Bernard Dudot

Bernard Dudot was educated at the Center d'Etudes Superieures de Techniques Industrielles in Nancy. A fan of racing, he joined the Alpine company in Dieppe in 1967 and began working on the design of a Formula 3 engine, which was financed by Elf. This low-key program was the start of Renault's sporting involvement which would lead to Formula 1 nine years later.

After success in Formula 3 with drivers Patrick Depailler and Jean-Pierre Jabouille, Dudot moved to Renault-Gordini at Viry-Chatillon in 1973. A year later the whole of Alpine was merged into Renault-Gordini but by then Dudot was in the United States studying turbocharging. While he was doing this Francois Castaing and Jean-Pierre Boudy designed a two-liter V6 engine for Formula 2 and sportscar racing, which enjoyed great success in the mid-1970s.

During 1975 Dudot worked on a turbocharged version of this engine for the Le Mans 24 Hours and also on the 1.5-liter turbocharged engine which Renault was planning to use in F1. This remained a secret until early in 1976 when the prototype Renault F1 car - codenamed the Alpine A500 - ran at the Michelin test track at Ladoux, near Clermont-Ferrand. It would be a year before Renault admitted that it was planning a F1 project but within a couple of months of the announcement Renault Sport entered its first Grand Prix, the British GP of 1977. Two year later Jabouille scored the first of many F1 victories for Renault in the French GP at Dijon-Prenois and for the next seven years Renault was a major force in F1, but failed to win a World Championship despite the best efforts of Jabouille, Rene Arnoux, Alain Prost and others.

In 1980 Dudot became technical director of Renault Sport when Francois Castaing was promoted out of F1. Dudot remained at Viry-Chatillon after Renault pulled out of Grand Prix racing at the end of 1986 and in March the following year, with a handful of engineers, began studies for a normally-aspirated V10 engine. Fifteen months later Renault concluded a three-year deal with Williams for the 1989-90-91 seasons.
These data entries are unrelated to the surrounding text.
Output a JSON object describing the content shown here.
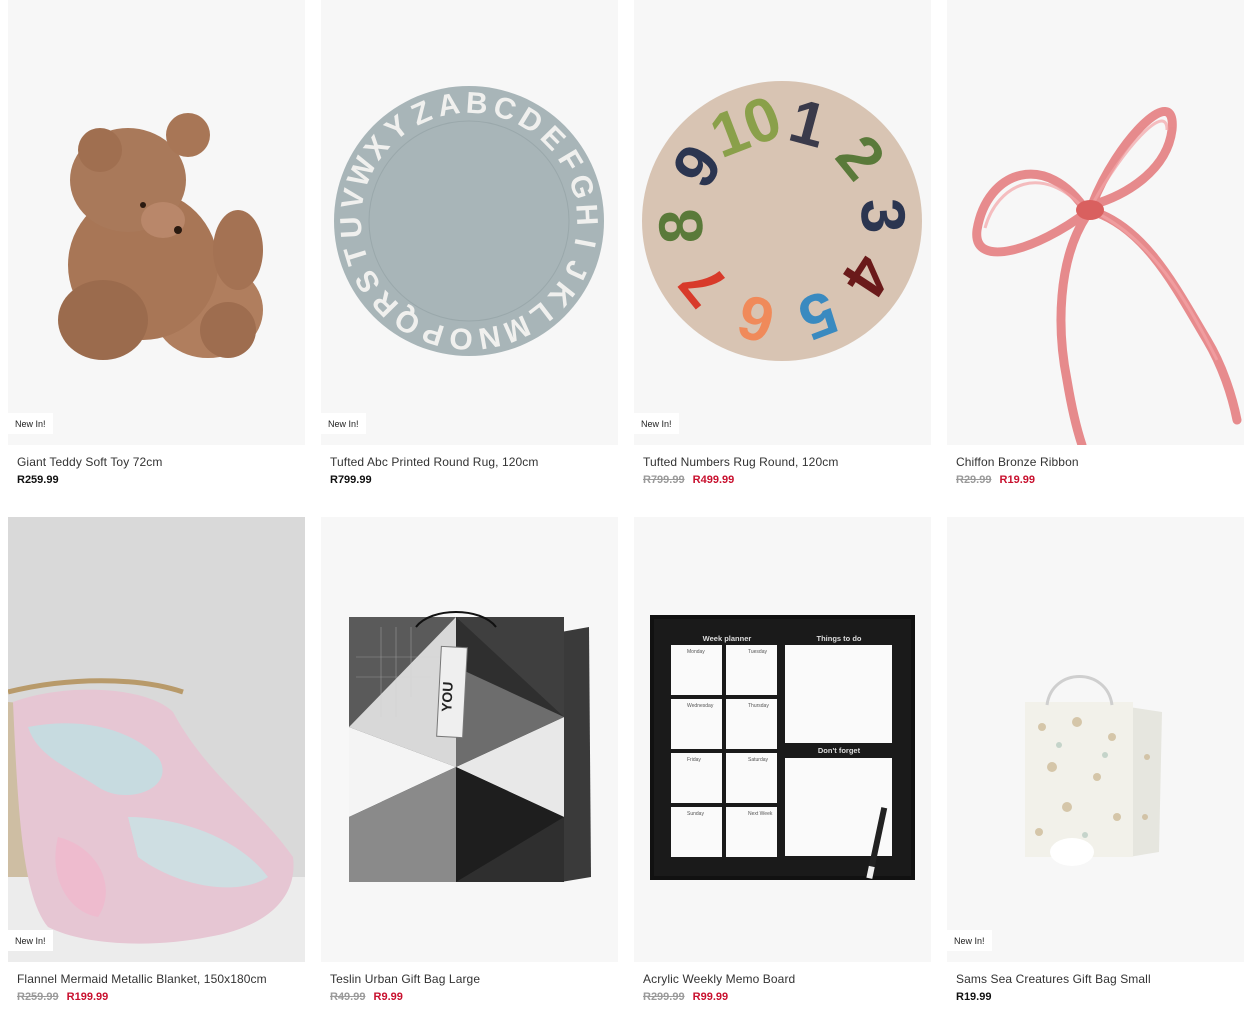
{
  "products": [
    {
      "name": "Giant Teddy Soft Toy 72cm",
      "badge": "New In!",
      "price": "R259.99",
      "old_price": "",
      "sale_price": ""
    },
    {
      "name": "Tufted Abc Printed Round Rug, 120cm",
      "badge": "New In!",
      "price": "R799.99",
      "old_price": "",
      "sale_price": ""
    },
    {
      "name": "Tufted Numbers Rug Round, 120cm",
      "badge": "New In!",
      "price": "",
      "old_price": "R799.99",
      "sale_price": "R499.99"
    },
    {
      "name": "Chiffon Bronze Ribbon",
      "badge": "",
      "price": "",
      "old_price": "R29.99",
      "sale_price": "R19.99"
    },
    {
      "name": "Flannel Mermaid Metallic Blanket, 150x180cm",
      "badge": "New In!",
      "price": "",
      "old_price": "R259.99",
      "sale_price": "R199.99"
    },
    {
      "name": "Teslin Urban Gift Bag Large",
      "badge": "",
      "price": "",
      "old_price": "R49.99",
      "sale_price": "R9.99"
    },
    {
      "name": "Acrylic Weekly Memo Board",
      "badge": "",
      "price": "",
      "old_price": "R299.99",
      "sale_price": "R99.99"
    },
    {
      "name": "Sams Sea Creatures Gift Bag Small",
      "badge": "New In!",
      "price": "R19.99",
      "old_price": "",
      "sale_price": ""
    }
  ],
  "rug_abc_letters": "ABCDEFGHIJKLMNOPQRSTUVWXYZ",
  "rug_numbers": [
    "1",
    "2",
    "3",
    "4",
    "5",
    "6",
    "7",
    "8",
    "9",
    "10"
  ],
  "memo_board": {
    "heading_left": "Week planner",
    "heading_right": "Things to do",
    "heading_forget": "Don't forget",
    "days": [
      "Monday",
      "Tuesday",
      "Wednesday",
      "Thursday",
      "Friday",
      "Saturday",
      "Sunday",
      "Next Week"
    ]
  },
  "gift_tag_text": "YOU",
  "colors": {
    "sale": "#c8102e",
    "old": "#9a9a9a",
    "regular": "#111111",
    "tile_bg": "#f7f7f7"
  }
}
Renault had to be patient but in 1992 Nigel Mansell finally managed to win the company its first World Championship and after that the Renault V10 engine became the dominant force in F1, winning five Constructors' titles and four Drivers' titles. At the end of the 1997 season Renault handed over its equipment to Mecachrome and pulled out of F1. Dudot was offered the role of technical director of Prost Grand Prix. He was replaced in June 1999 by Alan Jenkins. Dudot later popped up again working on the Infiniti engine programme in the Indy Racing League. After that program ended Dudot had a brief spell with Menard Cheever Technologies in 2003 before returning to France to be the manager of Renault Sport.